Dataset Block Start

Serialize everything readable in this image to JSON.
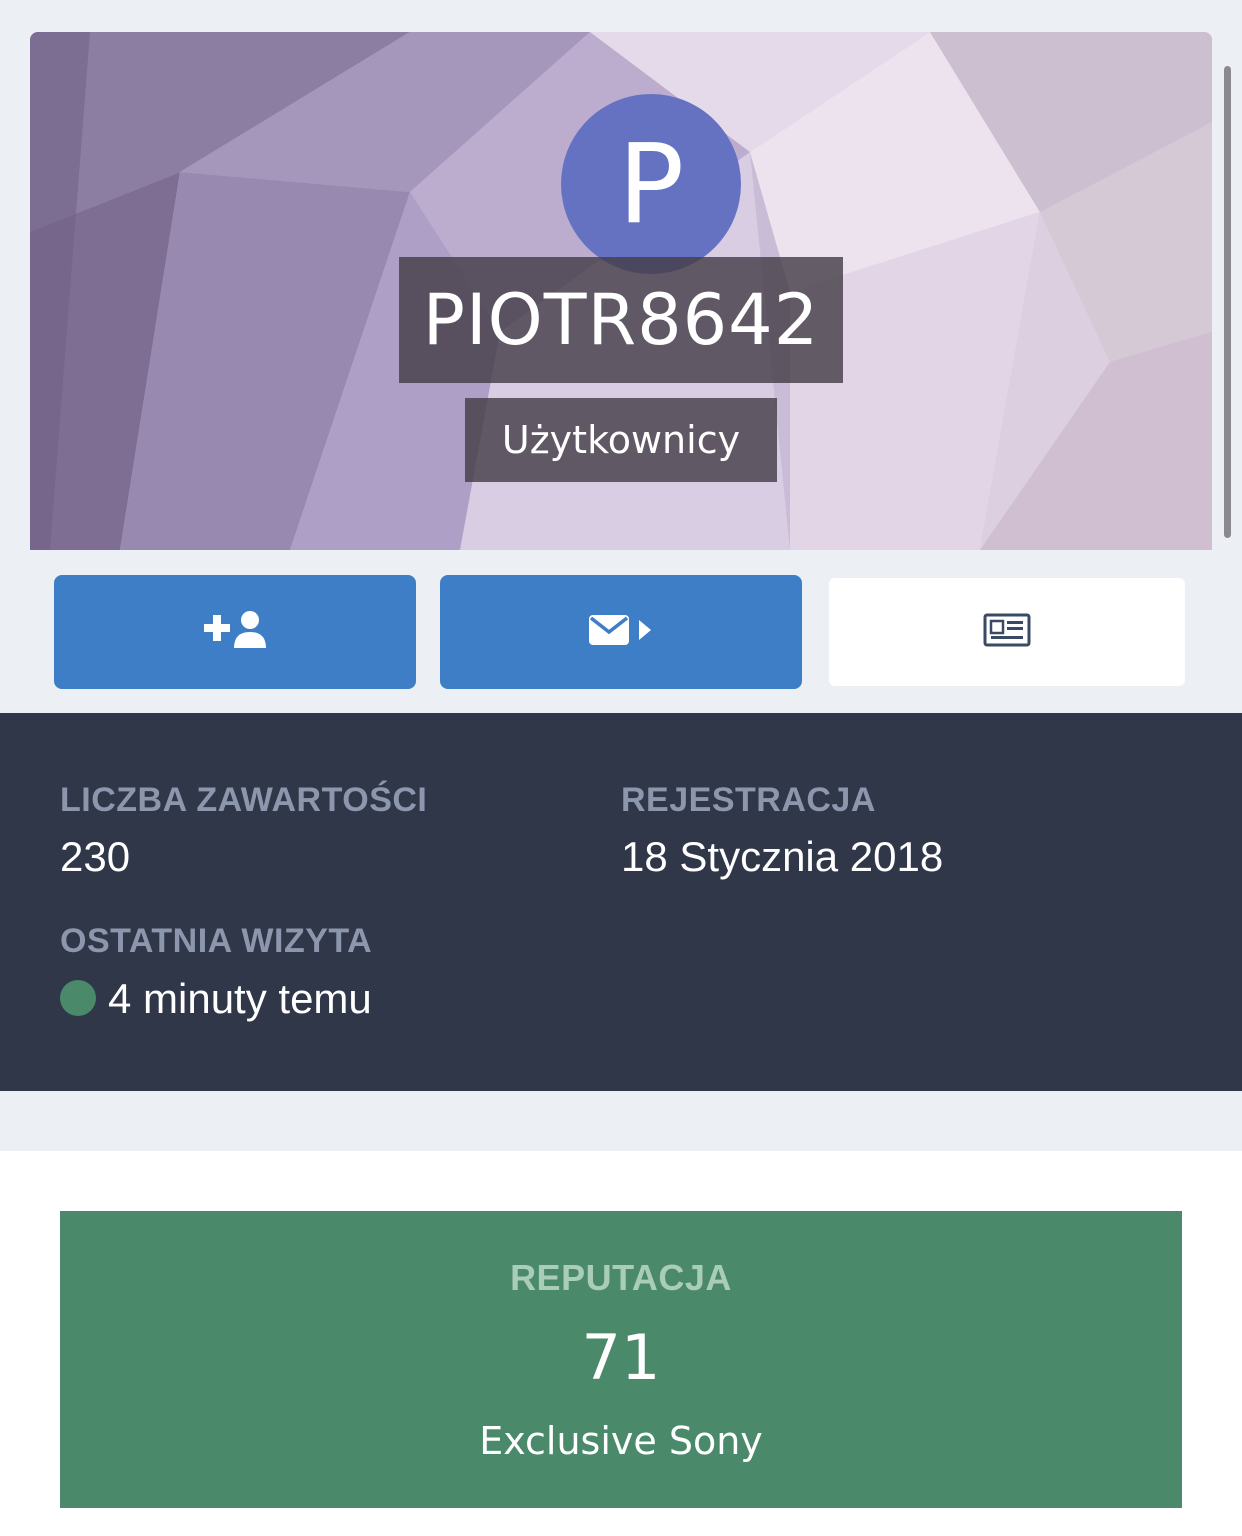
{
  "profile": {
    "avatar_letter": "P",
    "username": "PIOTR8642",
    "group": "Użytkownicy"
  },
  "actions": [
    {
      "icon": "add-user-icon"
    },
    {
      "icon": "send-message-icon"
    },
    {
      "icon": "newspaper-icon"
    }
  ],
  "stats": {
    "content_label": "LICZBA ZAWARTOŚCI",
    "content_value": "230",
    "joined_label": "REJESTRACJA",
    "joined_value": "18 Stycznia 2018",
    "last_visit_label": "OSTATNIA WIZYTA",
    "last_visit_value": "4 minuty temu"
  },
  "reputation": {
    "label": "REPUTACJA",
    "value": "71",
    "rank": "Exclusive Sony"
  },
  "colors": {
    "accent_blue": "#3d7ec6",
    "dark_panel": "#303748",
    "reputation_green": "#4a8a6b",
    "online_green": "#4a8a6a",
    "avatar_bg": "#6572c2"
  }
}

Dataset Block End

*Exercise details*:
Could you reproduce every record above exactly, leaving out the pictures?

*Response area*:
Serialize everything readable in this image to JSON.
{
  "profile": {
    "avatar_letter": "P",
    "username": "PIOTR8642",
    "group": "Użytkownicy"
  },
  "actions": [
    {
      "icon": "add-user-icon"
    },
    {
      "icon": "send-message-icon"
    },
    {
      "icon": "newspaper-icon"
    }
  ],
  "stats": {
    "content_label": "LICZBA ZAWARTOŚCI",
    "content_value": "230",
    "joined_label": "REJESTRACJA",
    "joined_value": "18 Stycznia 2018",
    "last_visit_label": "OSTATNIA WIZYTA",
    "last_visit_value": "4 minuty temu"
  },
  "reputation": {
    "label": "REPUTACJA",
    "value": "71",
    "rank": "Exclusive Sony"
  },
  "colors": {
    "accent_blue": "#3d7ec6",
    "dark_panel": "#303748",
    "reputation_green": "#4a8a6b",
    "online_green": "#4a8a6a",
    "avatar_bg": "#6572c2"
  }
}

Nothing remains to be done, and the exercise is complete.